Blissness as Usual
By Dr. Ryan Donlan
Department of Educational Leadership
Bayh College of Education
Indiana State University
Earlier today, Department Chair Dr. Steve Gruenert and I were facilitating a conversation with two groups of Ph.D. students, one from the Selaphoom district of Roi-Et, Thailand and another from Indiana State University’s Bayh College of Education.
In the room sat the Dean of Roi Et Rajabhat University’s College of Education and other distinguished guests, including an Associate Professor of Teacher Education from China and a Director of a university program in Communication who was visiting as part of a classroom observation exchange in professional development.
Our activities were leading into Round Two of the Leadershop debate that Dr. Gruenert and I had a few weeks back on Collaboration (I hear from honest folks that Dr. Gruenert won the initial exchange, so a rematch was ON). During a sidebar, we mentioned to each other that we couldn’t believe we were actually getting paid for doing this.
Dr. Gruenert and I were facilitating a three-country, multi-university discussion on leadership. Just doesn’t get any better than that! Class adjourned, and I turned to thoughts on what I would offer in the Leadershop this week.
Blissness as Usual just sort of just came to me, and in a serious way that I’ll now share.
Leadership is a challenge. It can extend our health and happiness or seriously curtail both. With such a heavy weight placed upon us each day as lives are entrusted to us, if we do not ensure that our “day jobs,” as much as possible, foster Blissness as Usual, then I fear we are positioning ourselves for eventual degeneration, and most certainly regret.
Thinking back to my first principalship, I remember strolling through the gymnasium with a textbook sales rep, watching groups of students shooting baskets during a long winter’s lunch. A long-haired crowd rocked with ACDC from a P.A. system that I had provided for them in the gym’s mezzanine. Our athletic director joined us, and I remember sharing, “The principalship just doesn’t get any better than this!” When Blissness as Usual faded, I found it elsewhere (in fact, a few times). I often describe my eleven-year experience as a superintendent as one of Camelot, with a 9-0 board in a community that I loved. Yep. Blissness as Usual.
I’m pretty sure I have found it again.
So what comprises our litmus tests, as we gauge whether or not we are experiencing Blissness as Usual in our professional lives and leadership? It certainly cannot be equated with the continual receipt of good news or uninterrupted success in all that we do. That would neither make sense, nor would it describe true leadership, by anyone’s definition.
Here’s how I am thinking about it, by asking some questions that might apply:
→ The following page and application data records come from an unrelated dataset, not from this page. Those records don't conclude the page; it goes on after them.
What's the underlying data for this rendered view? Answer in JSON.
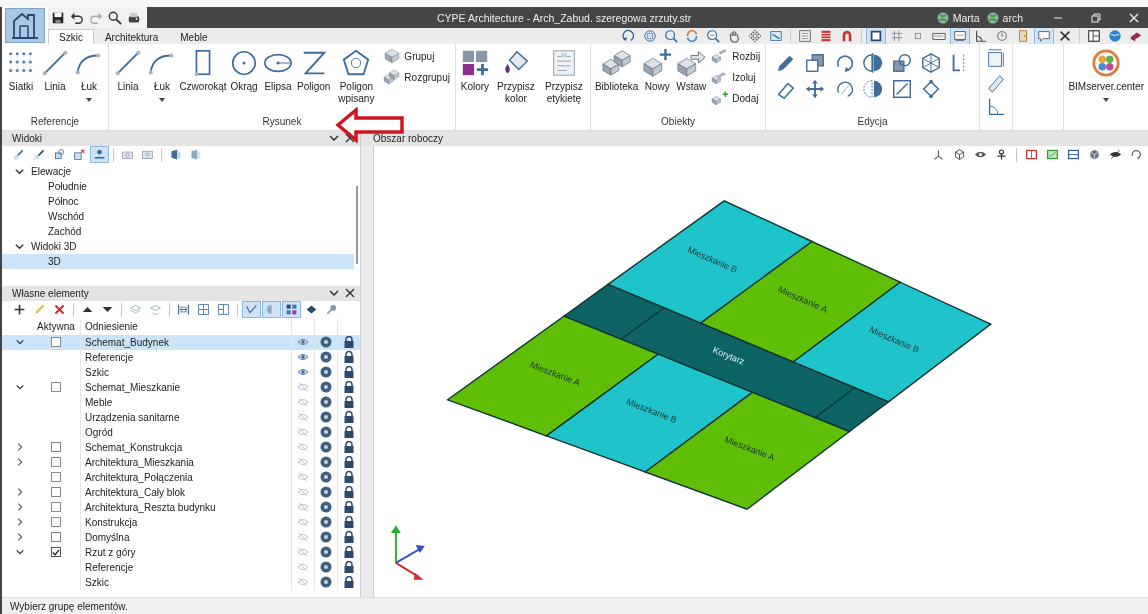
{
  "window": {
    "title": "CYPE Architecture - Arch_Zabud. szeregowa zrzuty.str",
    "users": [
      {
        "name": "Marta"
      },
      {
        "name": "arch"
      }
    ]
  },
  "tabs": [
    {
      "label": "Szkic",
      "selected": true
    },
    {
      "label": "Architektura",
      "selected": false
    },
    {
      "label": "Meble",
      "selected": false
    }
  ],
  "top_toolbar": [
    {
      "on": false
    },
    {
      "on": false
    },
    {
      "on": false
    },
    {
      "on": false
    },
    {
      "on": false
    },
    {
      "on": false
    },
    {
      "on": false
    },
    {
      "on": false
    },
    {
      "on": false
    },
    {
      "on": false
    },
    {
      "on": false
    },
    {
      "on": true
    },
    {
      "on": false
    },
    {
      "on": false
    },
    {
      "on": false
    },
    {
      "on": true
    },
    {
      "on": false
    },
    {
      "on": false
    },
    {
      "on": false
    },
    {
      "on": true
    },
    {
      "on": false
    },
    {
      "on": false
    },
    {
      "on": false
    },
    {
      "on": false
    }
  ],
  "ribbon": {
    "groups": [
      {
        "kind": "tools",
        "label": "Referencje",
        "tools": [
          {
            "label": "Siatki",
            "kind": "large",
            "dropdown": false
          },
          {
            "label": "Linia",
            "kind": "large",
            "dropdown": false
          },
          {
            "label": "Łuk",
            "kind": "large",
            "dropdown": true
          }
        ]
      },
      {
        "kind": "tools",
        "label": "Rysunek",
        "tools": [
          {
            "label": "Linia",
            "kind": "large",
            "dropdown": false
          },
          {
            "label": "Łuk",
            "kind": "large",
            "dropdown": true
          },
          {
            "label": "Czworokąt",
            "kind": "large",
            "dropdown": false
          },
          {
            "label": "Okrąg",
            "kind": "large",
            "dropdown": false
          },
          {
            "label": "Elipsa",
            "kind": "large",
            "dropdown": false
          },
          {
            "label": "Poligon",
            "kind": "large",
            "dropdown": false
          },
          {
            "label": "Poligon wpisany",
            "kind": "large",
            "dropdown": false
          },
          {
            "label": "Grupuj",
            "kind": "small",
            "dropdown": false
          },
          {
            "label": "Rozgrupuj",
            "kind": "small",
            "dropdown": false
          }
        ]
      },
      {
        "kind": "tools",
        "tools": [
          {
            "label": "Kolory",
            "kind": "large",
            "dropdown": false
          },
          {
            "label": "Przypisz kolor",
            "kind": "large",
            "dropdown": false
          },
          {
            "label": "Przypisz etykietę",
            "kind": "large",
            "dropdown": false
          }
        ]
      },
      {
        "kind": "tools",
        "label": "Obiekty",
        "tools": [
          {
            "label": "Biblioteka",
            "kind": "large",
            "dropdown": false
          },
          {
            "label": "Nowy",
            "kind": "large",
            "dropdown": false
          },
          {
            "label": "Wstaw",
            "kind": "large",
            "dropdown": false
          },
          {
            "label": "Rozbij",
            "kind": "small",
            "dropdown": false
          },
          {
            "label": "Izoluj",
            "kind": "small",
            "dropdown": false
          },
          {
            "label": "Dodaj",
            "kind": "small",
            "dropdown": false
          }
        ]
      },
      {
        "kind": "icons",
        "label": "Edycja"
      },
      {
        "kind": "icons"
      },
      {
        "kind": "tools",
        "tools": [
          {
            "label": "BIMserver.center",
            "kind": "large",
            "dropdown": true
          }
        ]
      }
    ]
  },
  "views_panel": {
    "title": "Widoki",
    "toolbar": [
      {
        "on": false
      },
      {
        "on": false
      },
      {
        "on": false
      },
      {
        "on": false
      },
      {
        "on": true
      },
      {
        "on": false
      },
      {
        "on": false
      },
      {
        "on": false
      },
      {
        "on": false
      }
    ],
    "tree": [
      {
        "label": "Elewacje",
        "expanded": true,
        "children": [
          {
            "label": "Południe",
            "selected": false
          },
          {
            "label": "Północ",
            "selected": false
          },
          {
            "label": "Wschód",
            "selected": false
          },
          {
            "label": "Zachód",
            "selected": false
          }
        ]
      },
      {
        "label": "Widoki 3D",
        "expanded": true,
        "children": [
          {
            "label": "3D",
            "selected": true
          }
        ]
      }
    ]
  },
  "elements_panel": {
    "title": "Własne elementy",
    "toolbar": [
      {
        "on": false
      },
      {
        "on": false
      },
      {
        "on": false
      },
      {
        "on": false
      },
      {
        "on": false
      },
      {
        "on": false
      },
      {
        "on": false
      },
      {
        "on": false
      },
      {
        "on": false
      },
      {
        "on": false
      },
      {
        "on": true
      },
      {
        "on": true
      },
      {
        "on": true
      },
      {
        "on": false
      },
      {
        "on": false
      }
    ],
    "columns": [
      "Aktywna",
      "Odniesienie"
    ],
    "rows": [
      {
        "name": "Schemat_Budynek",
        "expandable": true,
        "expanded": true,
        "active": false,
        "visible": true,
        "selected": true,
        "children": [
          {
            "name": "Referencje",
            "visible": true,
            "selected": false
          },
          {
            "name": "Szkic",
            "visible": true,
            "selected": false
          }
        ]
      },
      {
        "name": "Schemat_Mieszkanie",
        "expandable": true,
        "expanded": true,
        "active": false,
        "visible": false,
        "selected": false,
        "children": [
          {
            "name": "Meble",
            "visible": false,
            "selected": false
          },
          {
            "name": "Urządzenia sanitarne",
            "visible": false,
            "selected": false
          },
          {
            "name": "Ogród",
            "visible": false,
            "selected": false
          }
        ]
      },
      {
        "name": "Schemat_Konstrukcja",
        "expandable": true,
        "expanded": false,
        "active": false,
        "visible": false,
        "selected": false
      },
      {
        "name": "Architektura_Mieszkania",
        "expandable": true,
        "expanded": false,
        "active": false,
        "visible": false,
        "selected": false
      },
      {
        "name": "Architektura_Połączenia",
        "expandable": false,
        "active": false,
        "visible": false,
        "selected": false
      },
      {
        "name": "Architektura_Cały blok",
        "expandable": true,
        "expanded": false,
        "active": false,
        "visible": false,
        "selected": false
      },
      {
        "name": "Architektura_Reszta budynku",
        "expandable": true,
        "expanded": false,
        "active": false,
        "visible": false,
        "selected": false
      },
      {
        "name": "Konstrukcja",
        "expandable": true,
        "expanded": false,
        "active": false,
        "visible": false,
        "selected": false
      },
      {
        "name": "Domyślna",
        "expandable": true,
        "expanded": false,
        "active": false,
        "visible": false,
        "selected": false
      },
      {
        "name": "Rzut z góry",
        "expandable": true,
        "expanded": true,
        "active": true,
        "visible": false,
        "selected": false,
        "children": [
          {
            "name": "Referencje",
            "visible": false,
            "selected": false
          },
          {
            "name": "Szkic",
            "visible": false,
            "selected": false
          }
        ]
      }
    ]
  },
  "workspace": {
    "title": "Obszar roboczy",
    "plan": {
      "rooms": [
        {
          "label": "Mieszkanie B",
          "color": "#1ec4ca"
        },
        {
          "label": "Mieszkanie A",
          "color": "#5fbf06"
        },
        {
          "label": "Mieszkanie B",
          "color": "#1ec4ca"
        },
        {
          "label": "Korytarz",
          "color": "#0e6464"
        },
        {
          "label": "Mieszkanie A",
          "color": "#5fbf06"
        },
        {
          "label": "Mieszkanie B",
          "color": "#1ec4ca"
        },
        {
          "label": "Mieszkanie A",
          "color": "#5fbf06"
        }
      ]
    }
  },
  "status_bar": {
    "text": "Wybierz grupę elementów."
  }
}
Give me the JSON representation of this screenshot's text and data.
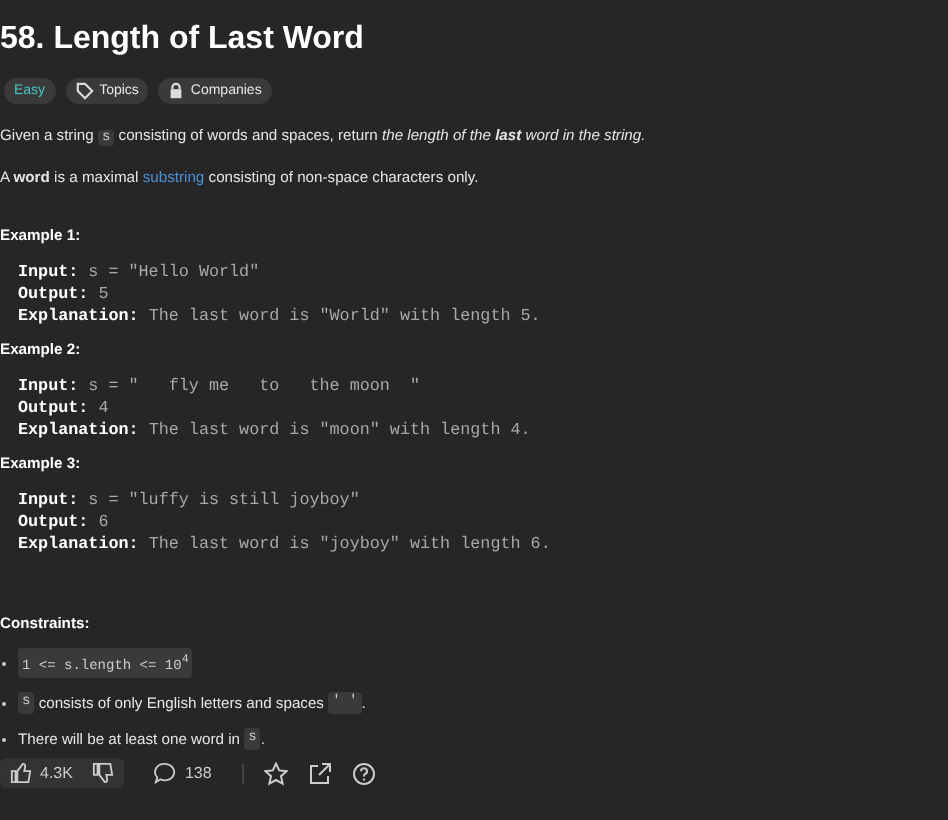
{
  "title": "58. Length of Last Word",
  "tags": [
    {
      "label": "Easy",
      "kind": "difficulty"
    },
    {
      "label": "Topics",
      "kind": "topics"
    },
    {
      "label": "Companies",
      "kind": "companies"
    }
  ],
  "description": [
    [
      {
        "kind": "text",
        "text": "Given a string "
      },
      {
        "kind": "code",
        "text": "s"
      },
      {
        "kind": "text",
        "text": " consisting of words and spaces, return "
      },
      {
        "kind": "emphasis",
        "text": "the length of the **last** word in the string."
      }
    ],
    [
      {
        "kind": "text",
        "text": "A **word** is a maximal "
      },
      {
        "kind": "link",
        "text": "substring"
      },
      {
        "kind": "text",
        "text": " consisting of non-space characters only."
      }
    ]
  ],
  "examples": [
    {
      "heading": "Example 1:",
      "lines": [
        {
          "label": "Input:",
          "value": "s = \"Hello World\""
        },
        {
          "label": "Output:",
          "value": "5"
        },
        {
          "label": "Explanation:",
          "value": "The last word is \"World\" with length 5."
        }
      ]
    },
    {
      "heading": "Example 2:",
      "lines": [
        {
          "label": "Input:",
          "value": "s = \"   fly me   to   the moon  \""
        },
        {
          "label": "Output:",
          "value": "4"
        },
        {
          "label": "Explanation:",
          "value": "The last word is \"moon\" with length 4."
        }
      ]
    },
    {
      "heading": "Example 3:",
      "lines": [
        {
          "label": "Input:",
          "value": "s = \"luffy is still joyboy\""
        },
        {
          "label": "Output:",
          "value": "6"
        },
        {
          "label": "Explanation:",
          "value": "The last word is \"joyboy\" with length 6."
        }
      ]
    }
  ],
  "constraints_heading": "Constraints:",
  "constraints": [
    [
      {
        "kind": "code",
        "text": "1 <= s.length <= 10$^{4}$"
      }
    ],
    [
      {
        "kind": "code",
        "text": "s"
      },
      {
        "kind": "text",
        "text": " consists of only English letters and spaces "
      },
      {
        "kind": "code",
        "text": "' '"
      },
      {
        "kind": "text",
        "text": "."
      }
    ],
    [
      {
        "kind": "text",
        "text": "There will be at least one word in "
      },
      {
        "kind": "code",
        "text": "s"
      },
      {
        "kind": "text",
        "text": "."
      }
    ]
  ],
  "footer": {
    "likes": "4.3K",
    "comments": "138"
  }
}
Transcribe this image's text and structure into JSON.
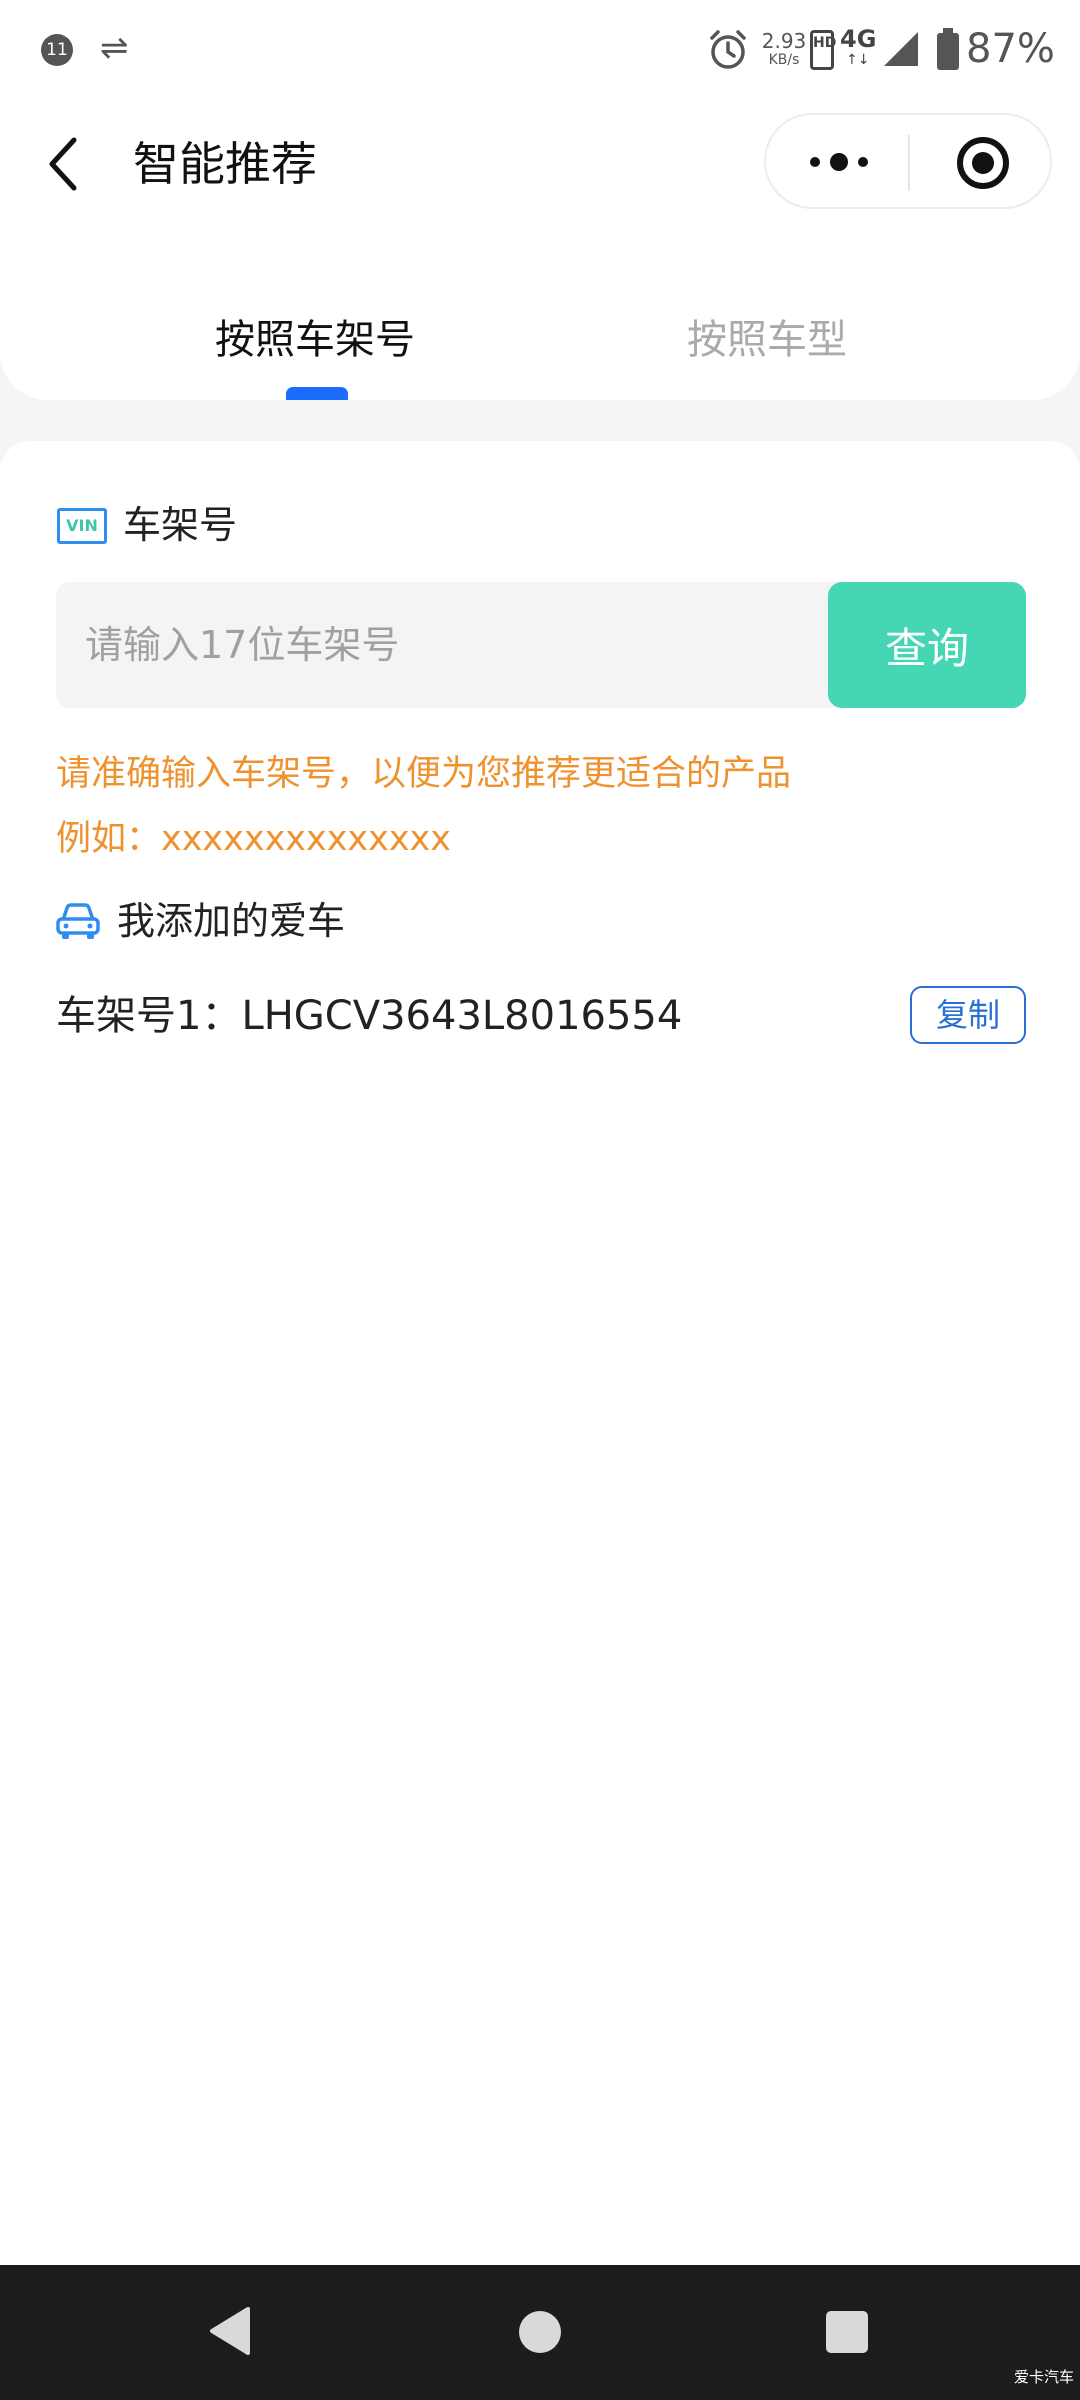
{
  "status_bar": {
    "notification_count": "11",
    "transfer_icon": "⇌",
    "net_speed_value": "2.93",
    "net_speed_unit": "KB/s",
    "hd_badge": "HD",
    "network_type": "4G",
    "network_arrows": "↑↓",
    "battery_percent": "87%"
  },
  "header": {
    "title": "智能推荐",
    "tabs": [
      {
        "label": "按照车架号",
        "active": true
      },
      {
        "label": "按照车型",
        "active": false
      }
    ]
  },
  "vin_section": {
    "icon_text": "VIN",
    "label": "车架号",
    "input_placeholder": "请输入17位车架号",
    "input_value": "",
    "query_button": "查询",
    "hint_line_1": "请准确输入车架号，以便为您推荐更适合的产品",
    "hint_line_2": "例如：xxxxxxxxxxxxxx"
  },
  "my_cars": {
    "label": "我添加的爱车",
    "items": [
      {
        "label": "车架号1：LHGCV3643L8016554",
        "copy_button": "复制"
      }
    ]
  },
  "watermark": "爱卡汽车",
  "colors": {
    "accent_blue": "#1a6dff",
    "query_green": "#45d6b4",
    "hint_orange": "#ee9230",
    "copy_blue": "#2a6fd6"
  }
}
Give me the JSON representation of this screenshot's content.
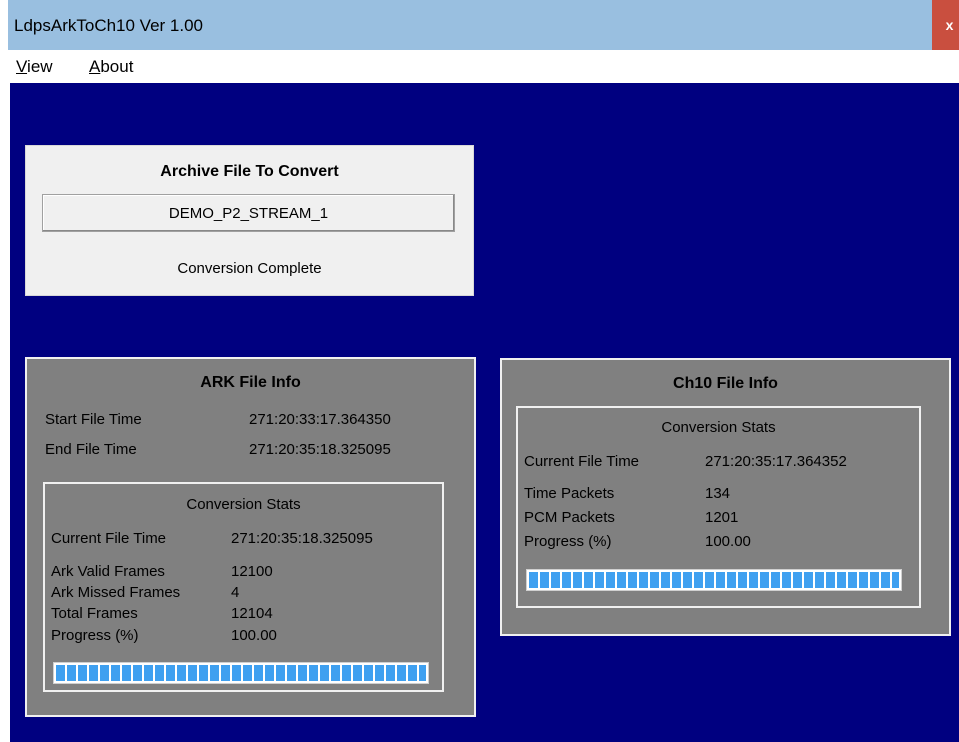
{
  "window": {
    "title": "LdpsArkToCh10 Ver 1.00",
    "close_label": "x"
  },
  "menu": {
    "view_underlined": "V",
    "view_rest": "iew",
    "about_underlined": "A",
    "about_rest": "bout"
  },
  "archive": {
    "heading": "Archive File To Convert",
    "file": "DEMO_P2_STREAM_1",
    "status": "Conversion Complete"
  },
  "ark": {
    "heading": "ARK File Info",
    "start_label": "Start File Time",
    "start_value": "271:20:33:17.364350",
    "end_label": "End File Time",
    "end_value": "271:20:35:18.325095",
    "stats": {
      "heading": "Conversion Stats",
      "current_label": "Current File Time",
      "current_value": "271:20:35:18.325095",
      "valid_label": "Ark Valid Frames",
      "valid_value": "12100",
      "missed_label": "Ark Missed Frames",
      "missed_value": "4",
      "total_label": "Total Frames",
      "total_value": "12104",
      "progress_label": "Progress (%)",
      "progress_value": "100.00",
      "progress_fraction": 1.0
    }
  },
  "ch10": {
    "heading": "Ch10 File Info",
    "stats": {
      "heading": "Conversion Stats",
      "current_label": "Current File Time",
      "current_value": "271:20:35:17.364352",
      "time_label": "Time Packets",
      "time_value": "134",
      "pcm_label": "PCM Packets",
      "pcm_value": "1201",
      "progress_label": "Progress (%)",
      "progress_value": "100.00",
      "progress_fraction": 1.0
    }
  },
  "colors": {
    "client_bg": "#000080",
    "panel_gray": "#808080",
    "progress_fill": "#3fa0f0",
    "titlebar": "#99bfe0",
    "close": "#c94f3f"
  }
}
Would we do in our spare time what we are doing professionally each day, if not required? If so, we might be experiencing Blissness as Usual.
Do we lose track of time and wonder where the day has gone? If so, we might be experiencing Blissness as Usual.
Will we tend toward confluence, as opposed to compartmentalization, without overdoing it (see September 17, 2013 Leadershop)? If so, we might be experiencing Blissness as Usual.
Are we smiling as we drive to work when no one else is looking, thinking of the upcoming day, or even when we envision the challenges placed upon us? If so, we might be experiencing Blissness as Usual.
When we experience failure, are we encouraged to fail forward, to learn, to be transparent, and to try again? If so, we might be experiencing Blissness as Usual.
Do we have an immediate supervisor whom we respect and trust? If so, we might be experiencing Blissness as Usual.
Are we finding meaning in our work, yet not our entire identity? If so, we might be experiencing Blissness as Usual.
When we need a comeuppance or a kick in the arse, does someone with authenticity offer us one, so that we do not need two? If so, we might be experiencing Blissness as Usual.
Would we hesitate to accept other job offers at higher pay levels, even from organizations that appear to have fewer problems than our own? If so, we might be experiencing Blissness as Usual.
Have we found balance in our lives, or at minimum, happiness in the imbalance? If so, we might be experiencing Blissness as Usual.
A final thought on the importance of having this conversation with ourselves: If we wish our grandchildren to know us from time spent with them, as opposed to a photograph of someone mom or dad tells them about, we’ll get serious about ensuring Blissness as Usual for ourselves, and through such, for those who appreciate our being around.
I’ll close by asking, “Do some big decisions need to be made in our own lives and livelihoods, in moving us toward that end?”
Dr. Ryan Donlan is a regular ISU Ed. Leadershop contributor and considers his role as a teacher of Ph.D.’s blissful, indeed. Please feel free to contact him at anytime at (812) 237-8624 or at firstname.lastname@example.org.